I have these two large pictures for sale at Gallery Heinzel’s upcoming Winter Show. Opens on the 9th Nov and runs until March 2020.
Three Views of The Bass Rock
The above painting has been over a year in the making. It glows and looks great in this frame with non-reflect art glass. The tiniest touch of gold leaf adds a very subtle beam and sparkle to each of the lighthouses. I’d liked to have kept this one for myself, but needs must!
Non-reflective glass allows more light and colour to bounce back from the picture rather than off the glass. This also means there’s no annoying reflections that prevent you seeing the picture properly. It’s very expensive but well worth the money and I’ll be using it more from now on.
This Harvest Moon etching is the 3rd variation I’ve made from a single copper plate. This edition is the result of a seemingly never-ending series of painful and time consuming trials with various ink colours (each pigment having its own peculiarities which can make or break a picture). I’m finally happy with this combination. Fellow printmakers have asked how I got the blackest ink and palest orange together without a gap or mixing the two. The simple answer is with great difficulty, as both colours are wiped onto (and off) the plate together for a single pressing. For every successful print two others went in the bin. This is by far the most difficult print I’ve ever made!
This is number 9/20 and is framed and available at the gallery, but there are more unframed copies available. I also have some Super Moons and only a very few Blue Moons left for sale. Contact Gallery Heinzel or myself directly if interested.
The show opens with a preview between 11-2pm at Gallery Heinzel this coming Saturday.
Only 2 weeks to go until my solo exhibition at Fire Station Creative. Here are some words and pictures to help shed some light on what will be hanging on the walls there. The preview will be held between 7.30-10pm on Friday 6th November and the show runs until Sunday 22 November. I hope to see there.
I grew up in Arbroath, so have always been drawn to the sea. Each night, like clockwork, the Bell Rock, the Isle of May and the Fife Ness lights would intermittently flash their beams out across the cold, dark sea miles and I would watch – mesmerised at my bedroom window. I’d follow the fishing boats as they puttered out into the firth from the harbour, eventually becoming little more than red and green dots that slowly edged beyond the moonlit horizon. The twinkling orange lamps of St Andrews and Kingsbarns would beckon to me from far away across the Firth of Tay and illuminate my dreams. Those mysterious, exotic lights across the sea have continued to tantalise and inspire me and I have always wanted to capture something of that magic and atmosphere in pictorial form. So my campervan travels around Scotland’s coast this year have provided me with a wealth of inspiration for new paintings and etchings; I feel I have barely begun to scratch the surface with the work for this exhibition.
I quickly discovered that it wasn’t so much the lights themselves that were interesting me pictorially, but their situations within the surrounding landscape and the wild spaces between them.

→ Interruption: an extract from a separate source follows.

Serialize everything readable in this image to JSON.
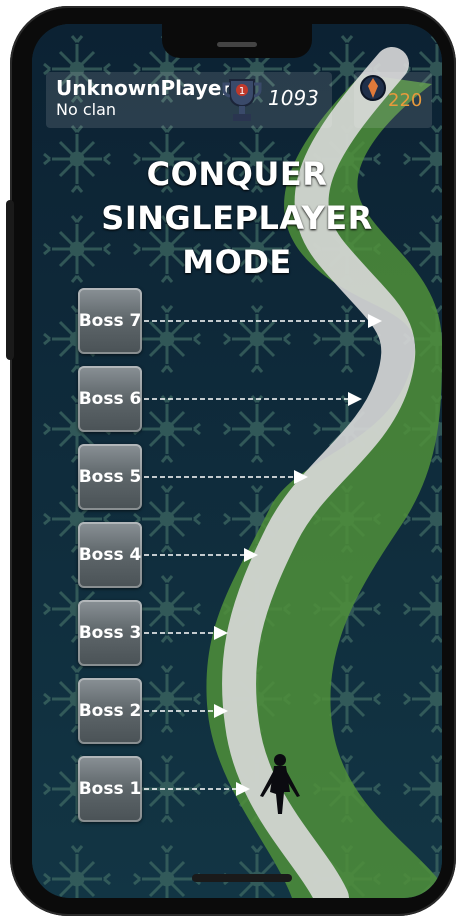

Lighthouses proved to be a wonderful general theme for the trip and also a great focal point for some of the paintings, but the ‘interesting’ Scottish weather and the colours and atmosphere of each location probably became the more important feature of the work.
I was very fortunate to be awarded a grant by Fife Contemporary Arts and Crafts to help fund my travels, which took me from The Mull of Galloway at the south western tip of Scotland to Stromness in Orkney. I have yet to reach Muckle Flugga, Scotland’s most northernly lighthouse, but I will get there one of these days!